=== RECORDS PROVIDED ===

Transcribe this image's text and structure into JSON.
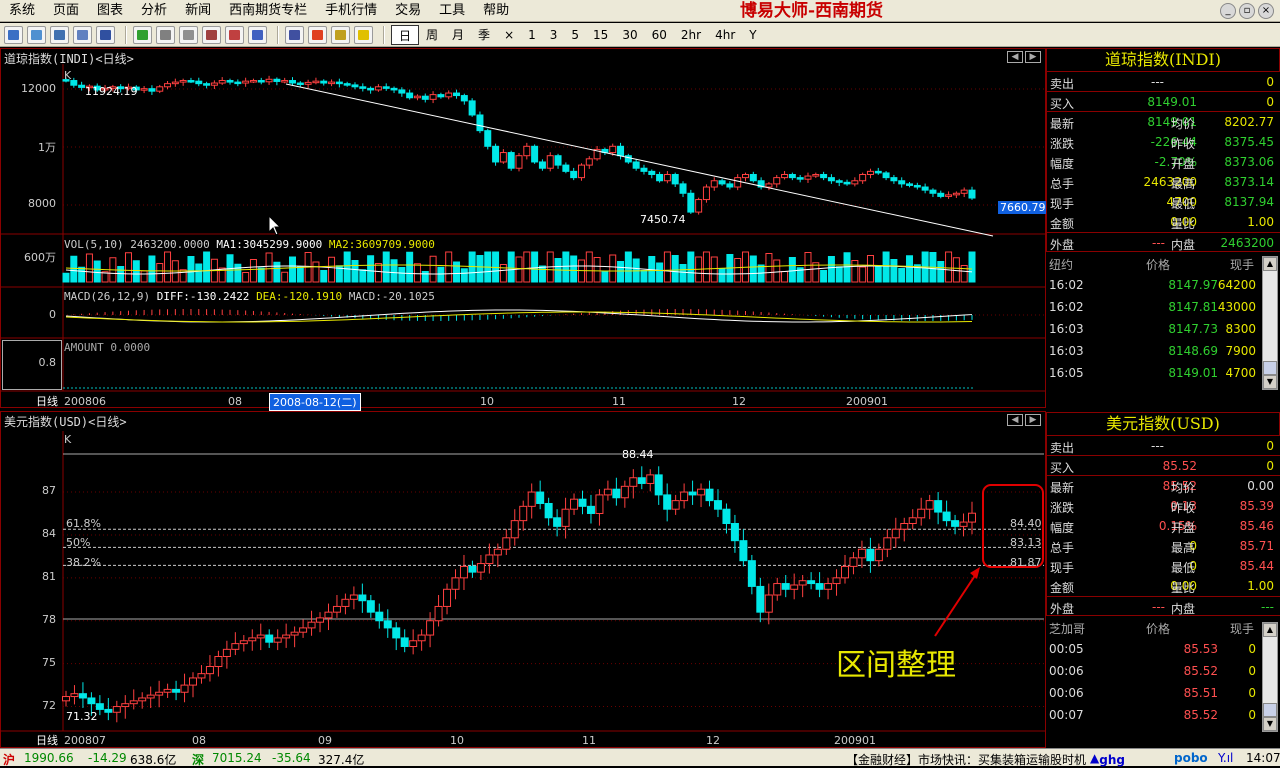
{
  "menubar": {
    "items": [
      "系统",
      "页面",
      "图表",
      "分析",
      "新闻",
      "西南期货专栏",
      "手机行情",
      "交易",
      "工具",
      "帮助"
    ],
    "brand": "博易大师-西南期货"
  },
  "toolbar": {
    "periods": [
      "日",
      "周",
      "月",
      "季",
      "×",
      "1",
      "3",
      "5",
      "15",
      "30",
      "60",
      "2hr",
      "4hr",
      "Y"
    ],
    "active": "日"
  },
  "top_chart": {
    "title": "道琼指数(INDI)<日线>",
    "k_label": "K",
    "price_ticks": [
      "12000",
      "1万",
      "8000"
    ],
    "vol_tick": "600万",
    "macd_tick": "0",
    "amount_tick": "0.8",
    "high_label": "11924.19",
    "low_label": "7450.74",
    "last_price_badge": "7660.79",
    "vol_title": "VOL(5,10) 2463200.0000",
    "vol_ma1": "MA1:3045299.9000",
    "vol_ma2": "MA2:3609709.9000",
    "macd_title": "MACD(26,12,9)",
    "macd_diff": "DIFF:-130.2422",
    "macd_dea": "DEA:-120.1910",
    "macd_val": "MACD:-20.1025",
    "amount_title": "AMOUNT 0.0000",
    "axis_label": "日线",
    "x_labels": [
      "200806",
      "08",
      "10",
      "11",
      "12",
      "200901"
    ],
    "cursor_date": "2008-08-12(二)"
  },
  "bottom_chart": {
    "title": "美元指数(USD)<日线>",
    "k_label": "K",
    "price_ticks": [
      "87",
      "84",
      "81",
      "78",
      "75",
      "72"
    ],
    "high_label": "88.44",
    "low_label": "71.32",
    "fib_labels": [
      "61.8%",
      "50%",
      "38.2%"
    ],
    "fib_values": [
      "84.40",
      "83.13",
      "81.87"
    ],
    "axis_label": "日线",
    "x_labels": [
      "200807",
      "08",
      "09",
      "10",
      "11",
      "12",
      "200901"
    ],
    "annotation": "区间整理"
  },
  "quote_top": {
    "title": "道琼指数(INDI)",
    "sell": {
      "label": "卖出",
      "price": "---",
      "vol": "0"
    },
    "buy": {
      "label": "买入",
      "price": "8149.01",
      "vol": "0"
    },
    "rows": [
      {
        "l1": "最新",
        "v1": "8149.01",
        "l2": "均价",
        "v2": "8202.77"
      },
      {
        "l1": "涨跌",
        "v1": "-226.44",
        "l2": "昨收",
        "v2": "8375.45"
      },
      {
        "l1": "幅度",
        "v1": "-2.70%",
        "l2": "开盘",
        "v2": "8373.06"
      },
      {
        "l1": "总手",
        "v1": "2463200",
        "l2": "最高",
        "v2": "8373.14"
      },
      {
        "l1": "现手",
        "v1": "4700",
        "l2": "最低",
        "v2": "8137.94"
      },
      {
        "l1": "金额",
        "v1": "0.00",
        "l2": "量比",
        "v2": "1.00"
      }
    ],
    "outer": {
      "label": "外盘",
      "value": "---",
      "label2": "内盘",
      "value2": "2463200"
    },
    "tick_header": {
      "col1": "纽约",
      "col2": "价格",
      "col3": "现手"
    },
    "ticks": [
      {
        "time": "16:02",
        "price": "8147.97",
        "vol": "64200"
      },
      {
        "time": "16:02",
        "price": "8147.81",
        "vol": "43000"
      },
      {
        "time": "16:03",
        "price": "8147.73",
        "vol": "8300"
      },
      {
        "time": "16:03",
        "price": "8148.69",
        "vol": "7900"
      },
      {
        "time": "16:05",
        "price": "8149.01",
        "vol": "4700"
      }
    ]
  },
  "quote_bottom": {
    "title": "美元指数(USD)",
    "sell": {
      "label": "卖出",
      "price": "---",
      "vol": "0"
    },
    "buy": {
      "label": "买入",
      "price": "85.52",
      "vol": "0"
    },
    "rows": [
      {
        "l1": "最新",
        "v1": "85.52",
        "l2": "均价",
        "v2": "0.00"
      },
      {
        "l1": "涨跌",
        "v1": "0.13",
        "l2": "昨收",
        "v2": "85.39"
      },
      {
        "l1": "幅度",
        "v1": "0.15%",
        "l2": "开盘",
        "v2": "85.46"
      },
      {
        "l1": "总手",
        "v1": "0",
        "l2": "最高",
        "v2": "85.71"
      },
      {
        "l1": "现手",
        "v1": "0",
        "l2": "最低",
        "v2": "85.44"
      },
      {
        "l1": "金额",
        "v1": "0.00",
        "l2": "量比",
        "v2": "1.00"
      }
    ],
    "outer": {
      "label": "外盘",
      "value": "---",
      "label2": "内盘",
      "value2": "---"
    },
    "tick_header": {
      "col1": "芝加哥",
      "col2": "价格",
      "col3": "现手"
    },
    "ticks": [
      {
        "time": "00:05",
        "price": "85.53",
        "vol": "0"
      },
      {
        "time": "00:06",
        "price": "85.52",
        "vol": "0"
      },
      {
        "time": "00:06",
        "price": "85.51",
        "vol": "0"
      },
      {
        "time": "00:07",
        "price": "85.52",
        "vol": "0"
      }
    ]
  },
  "statusbar": {
    "sh_label": "沪",
    "sh_index": "1990.66",
    "sh_change": "-14.29",
    "sh_amount": "638.6亿",
    "sz_label": "深",
    "sz_index": "7015.24",
    "sz_change": "-35.64",
    "sz_amount": "327.4亿",
    "news": "【金融财经】市场快讯：买集装箱运输股时机",
    "user": "ghg",
    "logo": "pobo",
    "time": "14:07"
  },
  "chart_data": [
    {
      "type": "candlestick",
      "title": "道琼指数(INDI)<日线>",
      "x_range": [
        "200806",
        "200901"
      ],
      "y_range": [
        7000,
        12300
      ],
      "high": 11924.19,
      "low": 7450.74,
      "last": 7660.79,
      "closes": [
        11900,
        11750,
        11680,
        11720,
        11600,
        11650,
        11700,
        11640,
        11690,
        11600,
        11640,
        11560,
        11700,
        11800,
        11850,
        11900,
        11880,
        11800,
        11750,
        11820,
        11900,
        11850,
        11820,
        11880,
        11900,
        11860,
        11940,
        11870,
        11900,
        11820,
        11780,
        11840,
        11880,
        11820,
        11850,
        11800,
        11760,
        11700,
        11650,
        11600,
        11700,
        11650,
        11600,
        11500,
        11350,
        11400,
        11300,
        11450,
        11380,
        11500,
        11420,
        11250,
        10800,
        10300,
        9800,
        9300,
        9600,
        9100,
        9500,
        9800,
        9300,
        9100,
        9500,
        9200,
        9000,
        8800,
        9200,
        9400,
        9700,
        9600,
        9800,
        9500,
        9300,
        9100,
        9000,
        8900,
        8700,
        8900,
        8600,
        8300,
        7700,
        8100,
        8500,
        8700,
        8600,
        8500,
        8800,
        8900,
        8700,
        8500,
        8600,
        8800,
        8900,
        8800,
        8750,
        8850,
        8900,
        8800,
        8700,
        8650,
        8600,
        8700,
        8900,
        9000,
        8950,
        8800,
        8700,
        8600,
        8550,
        8500,
        8400,
        8300,
        8200,
        8250,
        8300,
        8400,
        8149
      ]
    },
    {
      "type": "candlestick",
      "title": "美元指数(USD)<日线>",
      "x_range": [
        "200807",
        "200901"
      ],
      "y_range": [
        70.5,
        89.8
      ],
      "high": 88.44,
      "low": 71.32,
      "fib_levels": {
        "61.8%": 84.4,
        "50%": 83.13,
        "38.2%": 81.87
      },
      "closes": [
        72.7,
        72.9,
        72.6,
        72.2,
        71.8,
        71.6,
        72.0,
        72.2,
        72.4,
        72.6,
        72.8,
        73.0,
        73.2,
        73.0,
        73.5,
        74.0,
        74.3,
        74.8,
        75.5,
        76.0,
        76.4,
        76.6,
        76.8,
        77.0,
        76.5,
        76.8,
        77.0,
        77.2,
        77.5,
        77.9,
        78.2,
        78.6,
        79.0,
        79.5,
        79.8,
        79.4,
        78.6,
        78.0,
        77.5,
        76.8,
        76.2,
        76.6,
        77.0,
        78.0,
        79.0,
        80.2,
        81.0,
        81.8,
        81.4,
        82.0,
        82.6,
        83.0,
        83.8,
        85.0,
        86.0,
        87.0,
        86.2,
        85.2,
        84.6,
        85.8,
        86.5,
        86.0,
        85.5,
        86.8,
        87.2,
        86.6,
        87.4,
        88.0,
        87.6,
        88.2,
        86.8,
        85.8,
        86.4,
        87.0,
        86.8,
        87.2,
        86.4,
        85.8,
        84.8,
        83.6,
        82.2,
        80.4,
        78.6,
        79.8,
        80.6,
        80.2,
        80.5,
        80.8,
        80.6,
        80.2,
        80.6,
        81.0,
        81.8,
        82.4,
        83.0,
        82.2,
        83.0,
        83.8,
        84.4,
        84.8,
        85.2,
        85.8,
        86.4,
        85.6,
        85.0,
        84.6,
        84.9,
        85.52
      ]
    }
  ]
}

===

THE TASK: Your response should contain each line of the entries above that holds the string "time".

ANSWER SECTION:
        "time": "16:02",
        "time": "16:02",
        "time": "16:03",
        "time": "16:03",
        "time": "16:05",
        "time": "00:05",
        "time": "00:06",
        "time": "00:06",
        "time": "00:07",
    "time": "14:07"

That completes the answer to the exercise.